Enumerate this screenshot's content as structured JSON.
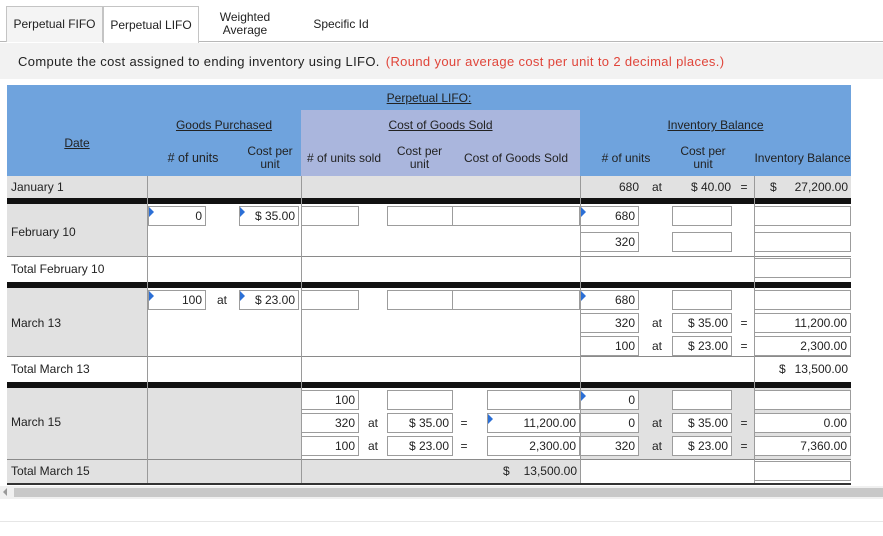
{
  "tabs": [
    {
      "label": "Perpetual FIFO"
    },
    {
      "label": "Perpetual LIFO"
    },
    {
      "label": "Weighted Average"
    },
    {
      "label": "Specific Id"
    }
  ],
  "question": {
    "text": "Compute the cost assigned to ending inventory using LIFO.",
    "note": "(Round your average cost per unit to 2 decimal places.)"
  },
  "table": {
    "title": "Perpetual LIFO:",
    "groups": {
      "purchased": "Goods Purchased",
      "sold": "Cost of Goods Sold",
      "balance": "Inventory Balance"
    },
    "cols": {
      "date": "Date",
      "units": "# of units",
      "cost_per_unit": "Cost per unit",
      "units_sold": "# of units sold",
      "cogs": "Cost of Goods Sold",
      "inv_balance": "Inventory Balance"
    },
    "at": "at",
    "eq": "=",
    "dollar": "$",
    "rows": {
      "jan1": {
        "date": "January 1",
        "bal_units": "680",
        "bal_cost": "$ 40.00",
        "bal_total": "27,200.00"
      },
      "feb10": {
        "date": "February 10",
        "pur_units": "0",
        "pur_cost": "$ 35.00",
        "bal_units_1": "680",
        "bal_units_2": "320"
      },
      "feb_total": {
        "date": "Total February 10"
      },
      "mar13": {
        "date": "March 13",
        "pur_units": "100",
        "pur_cost": "$ 23.00",
        "bal_units_1": "680",
        "bal_units_2": "320",
        "bal_units_3": "100",
        "bal_cost_2": "$ 35.00",
        "bal_cost_3": "$ 23.00",
        "bal_total_2": "11,200.00",
        "bal_total_3": "2,300.00"
      },
      "mar13_total": {
        "date": "Total March 13",
        "bal_total": "13,500.00"
      },
      "mar15": {
        "date": "March 15",
        "sold_units_1": "100",
        "sold_units_2": "320",
        "sold_units_3": "100",
        "sold_cost_2": "$ 35.00",
        "sold_cost_3": "$ 23.00",
        "cogs_2": "11,200.00",
        "cogs_3": "2,300.00",
        "bal_units_1": "0",
        "bal_units_2": "0",
        "bal_units_3": "320",
        "bal_cost_2": "$ 35.00",
        "bal_cost_3": "$ 23.00",
        "bal_total_2": "0.00",
        "bal_total_3": "7,360.00"
      },
      "mar15_total": {
        "date": "Total March 15",
        "cogs_total": "13,500.00"
      }
    }
  },
  "colors": {
    "header_blue": "#6fa3dd",
    "header_lavender": "#aab6dd",
    "note_red": "#e0453a",
    "input_flag": "#2b6fd6"
  }
}
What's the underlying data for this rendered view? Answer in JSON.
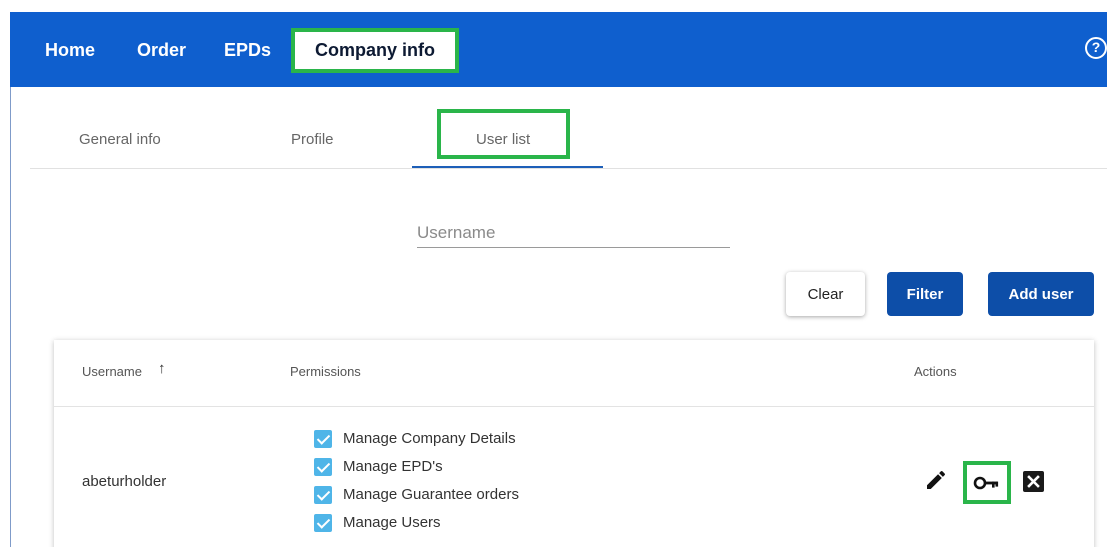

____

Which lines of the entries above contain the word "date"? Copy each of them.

      "date": "Date",
        "date": "January 1",
        "date": "February 10",
        "date": "Total February 10"
        "date": "March 13",
        "date": "Total March 13",
        "date": "March 15",
        "date": "Total March 15",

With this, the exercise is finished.